Restate the entries below exactly. Images are not part of the copy.

[Opening Listed entries section]

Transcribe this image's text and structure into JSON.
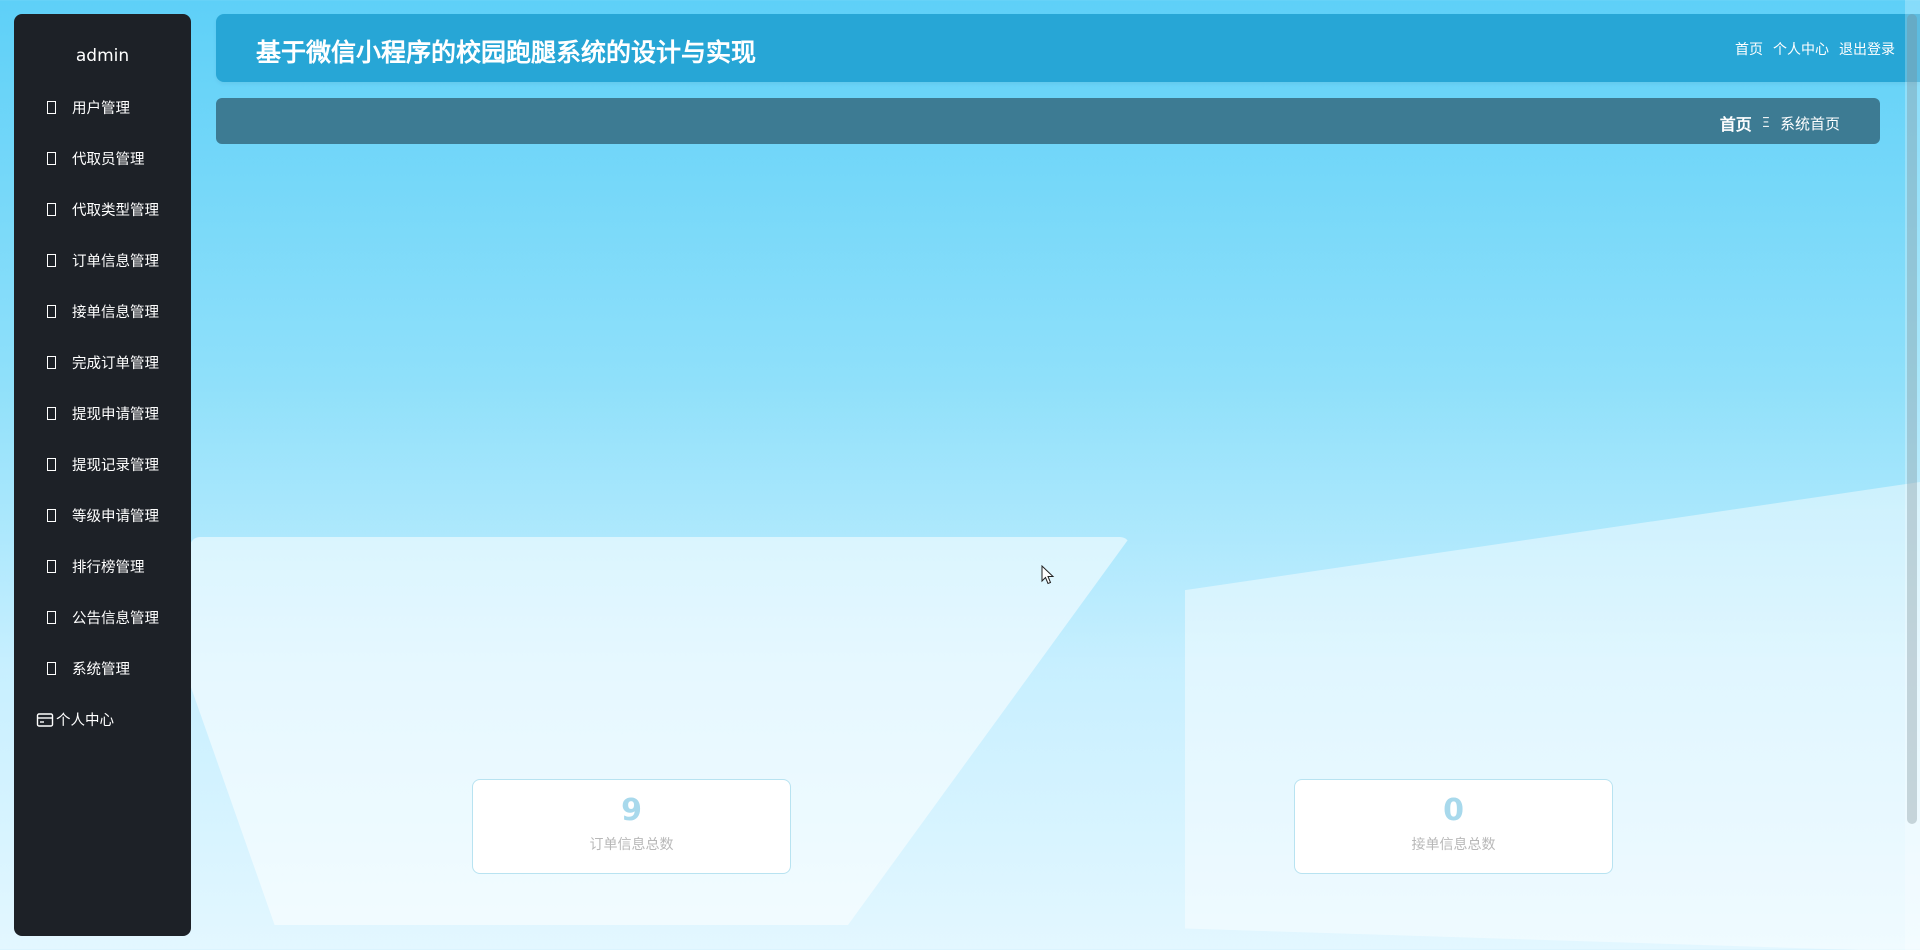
{
  "sidebar": {
    "username": "admin",
    "items": [
      {
        "label": "用户管理"
      },
      {
        "label": "代取员管理"
      },
      {
        "label": "代取类型管理"
      },
      {
        "label": "订单信息管理"
      },
      {
        "label": "接单信息管理"
      },
      {
        "label": "完成订单管理"
      },
      {
        "label": "提现申请管理"
      },
      {
        "label": "提现记录管理"
      },
      {
        "label": "等级申请管理"
      },
      {
        "label": "排行榜管理"
      },
      {
        "label": "公告信息管理"
      },
      {
        "label": "系统管理"
      }
    ],
    "personal_center": "个人中心"
  },
  "header": {
    "title": "基于微信小程序的校园跑腿系统的设计与实现",
    "links": {
      "home": "首页",
      "profile": "个人中心",
      "logout": "退出登录"
    }
  },
  "breadcrumb": {
    "home": "首页",
    "separator": "Ξ",
    "current": "系统首页"
  },
  "stats": {
    "orders": {
      "value": "9",
      "label": "订单信息总数"
    },
    "accepts": {
      "value": "0",
      "label": "接单信息总数"
    }
  },
  "colors": {
    "sidebar_bg": "#1d2127",
    "header_bg": "#27a6d6",
    "breadcrumb_bg": "#3d7b93",
    "stat_value": "#a8d9ec"
  }
}
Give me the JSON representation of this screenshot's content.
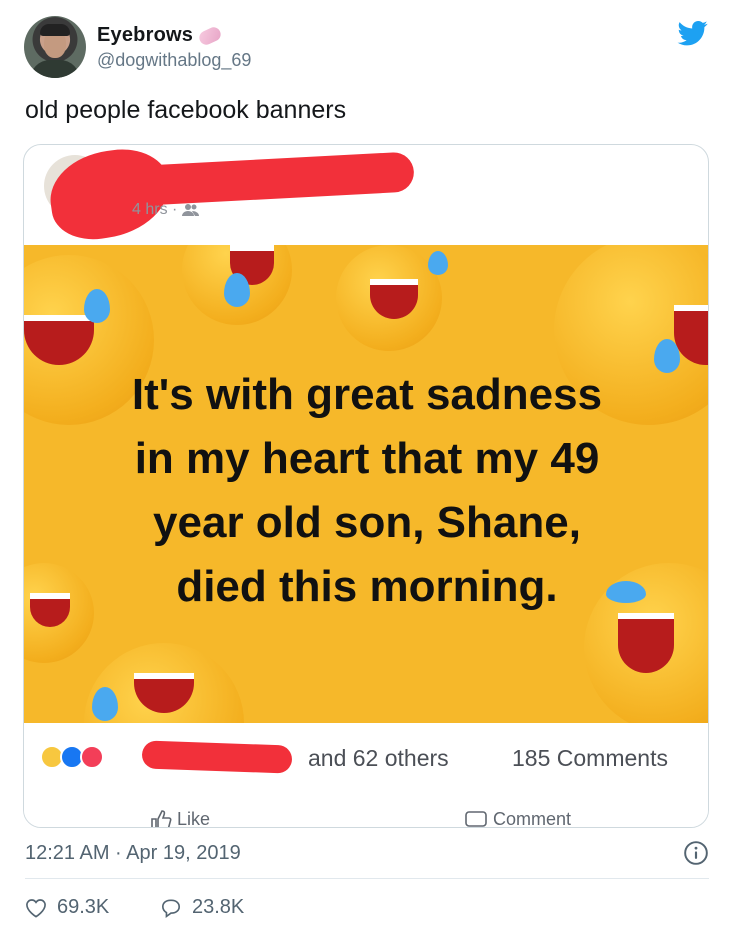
{
  "author": {
    "name": "Eyebrows",
    "handle": "@dogwithablog_69"
  },
  "tweet": {
    "text": "old people facebook banners",
    "timestamp": "12:21 AM · Apr 19, 2019",
    "likes": "69.3K",
    "replies": "23.8K"
  },
  "facebook_post": {
    "time_label": "4 hrs ·",
    "banner_lines": [
      "It's with great sadness",
      "in my heart that my 49",
      "year old son, Shane,",
      "died this morning."
    ],
    "others_label": "and 62 others",
    "comments_label": "185 Comments",
    "like_label": "Like",
    "comment_label": "Comment"
  },
  "icons": {
    "brand": "twitter-bird-icon",
    "info": "info-icon",
    "like": "heart-icon",
    "reply": "speech-bubble-icon"
  },
  "colors": {
    "twitter_blue": "#1da1f2",
    "banner_yellow": "#f6b82a",
    "redaction_red": "#f2303a",
    "secondary_text": "#536471"
  }
}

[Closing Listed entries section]

Task solution —
Transcribe this image's text and structure into JSON.
{
  "sidebar": {
    "username": "admin",
    "items": [
      {
        "label": "用户管理"
      },
      {
        "label": "代取员管理"
      },
      {
        "label": "代取类型管理"
      },
      {
        "label": "订单信息管理"
      },
      {
        "label": "接单信息管理"
      },
      {
        "label": "完成订单管理"
      },
      {
        "label": "提现申请管理"
      },
      {
        "label": "提现记录管理"
      },
      {
        "label": "等级申请管理"
      },
      {
        "label": "排行榜管理"
      },
      {
        "label": "公告信息管理"
      },
      {
        "label": "系统管理"
      }
    ],
    "personal_center": "个人中心"
  },
  "header": {
    "title": "基于微信小程序的校园跑腿系统的设计与实现",
    "links": {
      "home": "首页",
      "profile": "个人中心",
      "logout": "退出登录"
    }
  },
  "breadcrumb": {
    "home": "首页",
    "separator": "Ξ",
    "current": "系统首页"
  },
  "stats": {
    "orders": {
      "value": "9",
      "label": "订单信息总数"
    },
    "accepts": {
      "value": "0",
      "label": "接单信息总数"
    }
  },
  "colors": {
    "sidebar_bg": "#1d2127",
    "header_bg": "#27a6d6",
    "breadcrumb_bg": "#3d7b93",
    "stat_value": "#a8d9ec"
  }
}
Give me the JSON representation of this screenshot's content.
{
  "author": {
    "name": "Eyebrows",
    "handle": "@dogwithablog_69"
  },
  "tweet": {
    "text": "old people facebook banners",
    "timestamp": "12:21 AM · Apr 19, 2019",
    "likes": "69.3K",
    "replies": "23.8K"
  },
  "facebook_post": {
    "time_label": "4 hrs ·",
    "banner_lines": [
      "It's with great sadness",
      "in my heart that my 49",
      "year old son, Shane,",
      "died this morning."
    ],
    "others_label": "and 62 others",
    "comments_label": "185 Comments",
    "like_label": "Like",
    "comment_label": "Comment"
  },
  "icons": {
    "brand": "twitter-bird-icon",
    "info": "info-icon",
    "like": "heart-icon",
    "reply": "speech-bubble-icon"
  },
  "colors": {
    "twitter_blue": "#1da1f2",
    "banner_yellow": "#f6b82a",
    "redaction_red": "#f2303a",
    "secondary_text": "#536471"
  }
}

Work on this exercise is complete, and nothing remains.